▶ **Work order**
Give an exact copy of the data that follows, but none of its pictures.

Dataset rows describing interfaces

>>>>>

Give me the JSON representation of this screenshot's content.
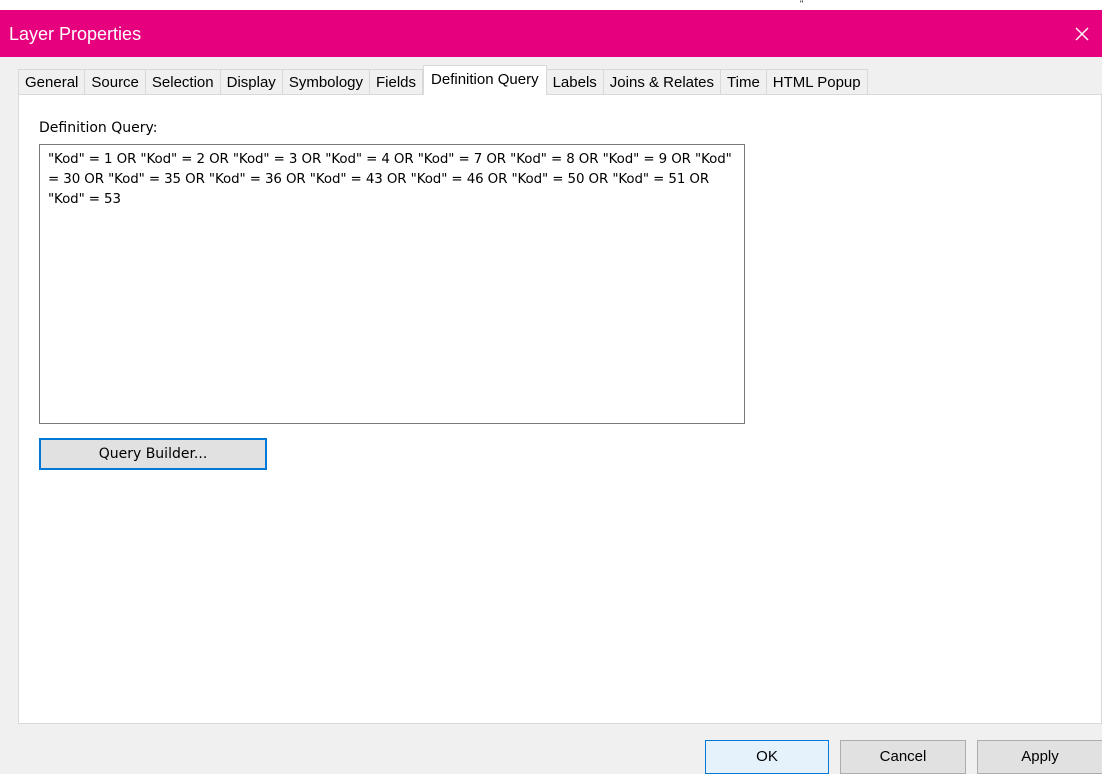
{
  "window": {
    "title": "Layer Properties",
    "top_mark": "\"",
    "accent_color": "#e6007e"
  },
  "tabs": [
    {
      "label": "General"
    },
    {
      "label": "Source"
    },
    {
      "label": "Selection"
    },
    {
      "label": "Display"
    },
    {
      "label": "Symbology"
    },
    {
      "label": "Fields"
    },
    {
      "label": "Definition Query",
      "active": true
    },
    {
      "label": "Labels"
    },
    {
      "label": "Joins & Relates"
    },
    {
      "label": "Time"
    },
    {
      "label": "HTML Popup"
    }
  ],
  "definition_query": {
    "label": "Definition Query:",
    "value": "\"Kod\" = 1 OR \"Kod\" = 2 OR \"Kod\" = 3 OR \"Kod\" = 4 OR \"Kod\" = 7 OR \"Kod\" = 8 OR \"Kod\" = 9 OR \"Kod\" = 30 OR \"Kod\" = 35 OR \"Kod\" = 36 OR \"Kod\" = 43 OR \"Kod\" = 46 OR \"Kod\" = 50 OR \"Kod\" = 51 OR \"Kod\" = 53",
    "query_builder_label": "Query Builder..."
  },
  "buttons": {
    "ok": "OK",
    "cancel": "Cancel",
    "apply": "Apply"
  }
}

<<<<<

▶ **Output of the task**
Give me the JSON representation of this screenshot's content.
{
  "window": {
    "title": "Layer Properties",
    "top_mark": "\"",
    "accent_color": "#e6007e"
  },
  "tabs": [
    {
      "label": "General"
    },
    {
      "label": "Source"
    },
    {
      "label": "Selection"
    },
    {
      "label": "Display"
    },
    {
      "label": "Symbology"
    },
    {
      "label": "Fields"
    },
    {
      "label": "Definition Query",
      "active": true
    },
    {
      "label": "Labels"
    },
    {
      "label": "Joins & Relates"
    },
    {
      "label": "Time"
    },
    {
      "label": "HTML Popup"
    }
  ],
  "definition_query": {
    "label": "Definition Query:",
    "value": "\"Kod\" = 1 OR \"Kod\" = 2 OR \"Kod\" = 3 OR \"Kod\" = 4 OR \"Kod\" = 7 OR \"Kod\" = 8 OR \"Kod\" = 9 OR \"Kod\" = 30 OR \"Kod\" = 35 OR \"Kod\" = 36 OR \"Kod\" = 43 OR \"Kod\" = 46 OR \"Kod\" = 50 OR \"Kod\" = 51 OR \"Kod\" = 53",
    "query_builder_label": "Query Builder..."
  },
  "buttons": {
    "ok": "OK",
    "cancel": "Cancel",
    "apply": "Apply"
  }
}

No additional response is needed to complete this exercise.